Saturday, September 19, 2009

Morris-Jumel Mansion

(Ellie in front of the house that Morris (actually Phillips) built in 1765)

A new New Yorker, me, and a Native New Yorker, Ellie, went to the Morris-Jumel Mansion in Washington Heights today both having never heard of it before. How could that be? How could we not have known of a house that is still standing that George Washington lived in for 5 weeks?! In New York City?! How can that be? Granted that man slept everywhere, but mere subway stops from my house?!

The mansion has been open as a museum since the early part of the last century and here we are in 2009 saying "Really, such a place exists?"

Well, I am here to spread the word that this museum of American and New York history is alive and well and accessible to all by public transport and well worth this visit.

A colleague of mine at BAFTA East Coast raved about this house to me and I told Ellie and off we went. And now I rave about it to you.

You can read about its history here so I won't go into to much of it, but I do want to say that looking into a dining room where George dined with John Adams (my fave!) , Thomas Jefferson, and John Quincy Adams. Alexander Hamilton and Henry Knox was electric. I could see the ghosts around the table like I was in the Haunted Mansion at Disneyland.

(Oh, and Madame Jumel married Aaron Burr after her husband died and after Aaron Burr had shot and killed Alexander Hamilton in a duel in Weehawken, New Jersey in 1804, which was of course after he dined here! To sum up, one man dined here who would eventually be killed by another man who would live here.)

On Saturdays at noon they have a guided tour which I recommend. Our tour guide, Noreen, was so personable and knowledgeable and lovely. We both fell in love with her and one man suggested she personally write the definitive book on the life of Madame Jumel and we agree.

Noreen gets us going outside this Palladian structure.

A milestone at the mansion that says:

“11 miles from New York on the Kingsbridge Road, the City History Club, 1912.”

So far out of town was Washington Heights at the time that it was a summer home! As Noreen said, the area was the "Hamptons of its day."

Carol, the Dir of Education and Public Programs and Barbara, the gatekeeper are both so nice and helpful. They even directed us where to eat afterwards.

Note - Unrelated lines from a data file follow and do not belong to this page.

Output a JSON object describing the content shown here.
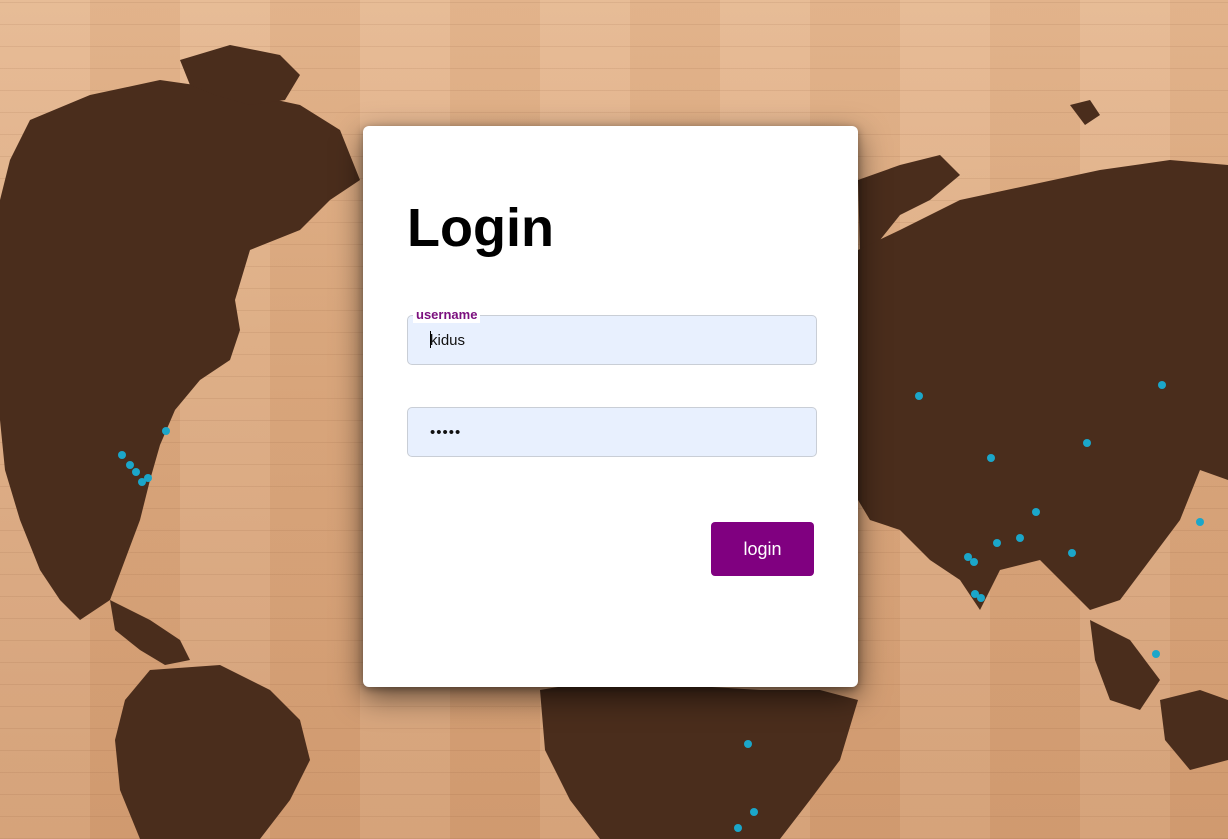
{
  "login_form": {
    "title": "Login",
    "username_label": "username",
    "username_value": "kidus",
    "password_value": "•••••",
    "login_label": "login"
  },
  "colors": {
    "accent": "#800080",
    "label": "#7b0f7e",
    "input_bg": "#e8f0fe",
    "card_bg": "#ffffff",
    "map_land": "#4a2d1c",
    "map_wood": "#dcaa80",
    "pin": "#1ba6c9"
  }
}
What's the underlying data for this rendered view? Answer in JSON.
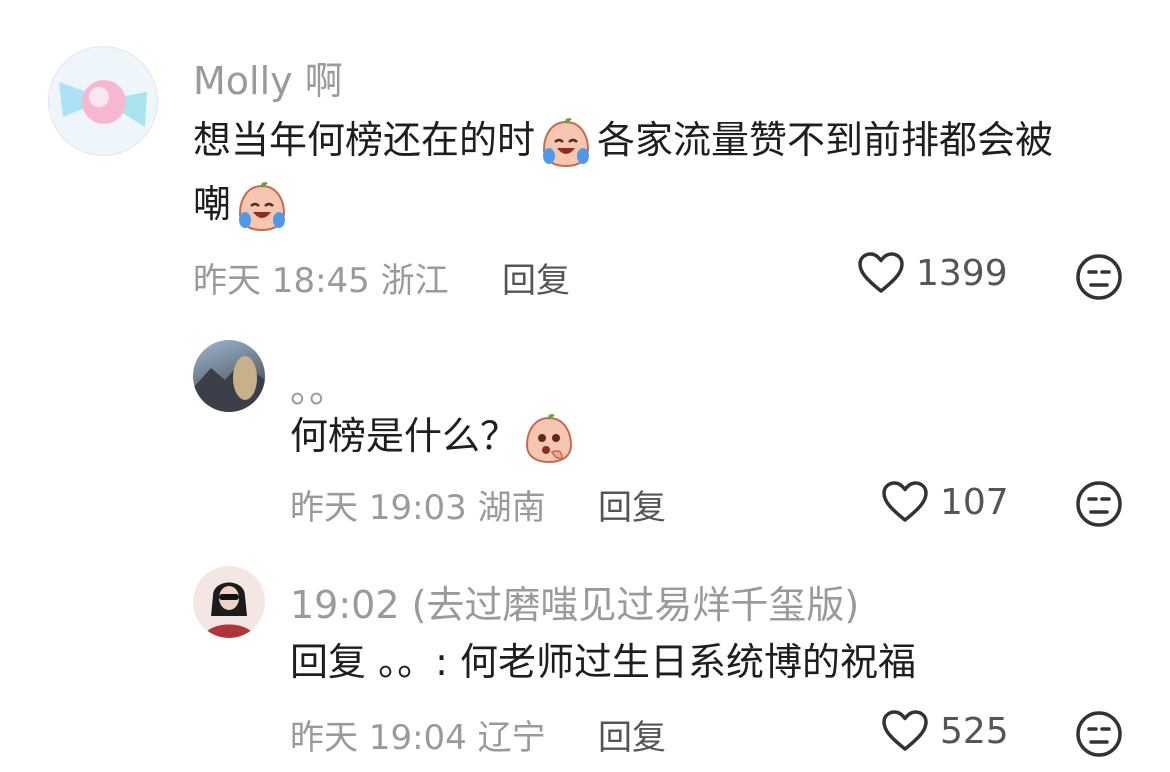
{
  "comments": [
    {
      "user": "Molly 啊",
      "text_before": "想当年何榜还在的时",
      "text_after": "各家流量赞不到前排都会被",
      "text_line2": "嘲",
      "time": "昨天 18:45 浙江",
      "reply_label": "回复",
      "likes": "1399"
    },
    {
      "user": "。。",
      "text_before": "何榜是什么？",
      "time": "昨天 19:03 湖南",
      "reply_label": "回复",
      "likes": "107"
    },
    {
      "user": "19:02 (去过磨嗤见过易烊千玺版)",
      "text_before": "回复 。。: 何老师过生日系统博的祝福",
      "time": "昨天 19:04 辽宁",
      "reply_label": "回复",
      "likes": "525"
    }
  ]
}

Across the street from the Morris-Jumel Mansion is Sylvan Terrace, a short block of wooden row houses built in 1882.

and at No. 16 Jumel Terrace is Paul Robeson's house.

No comments: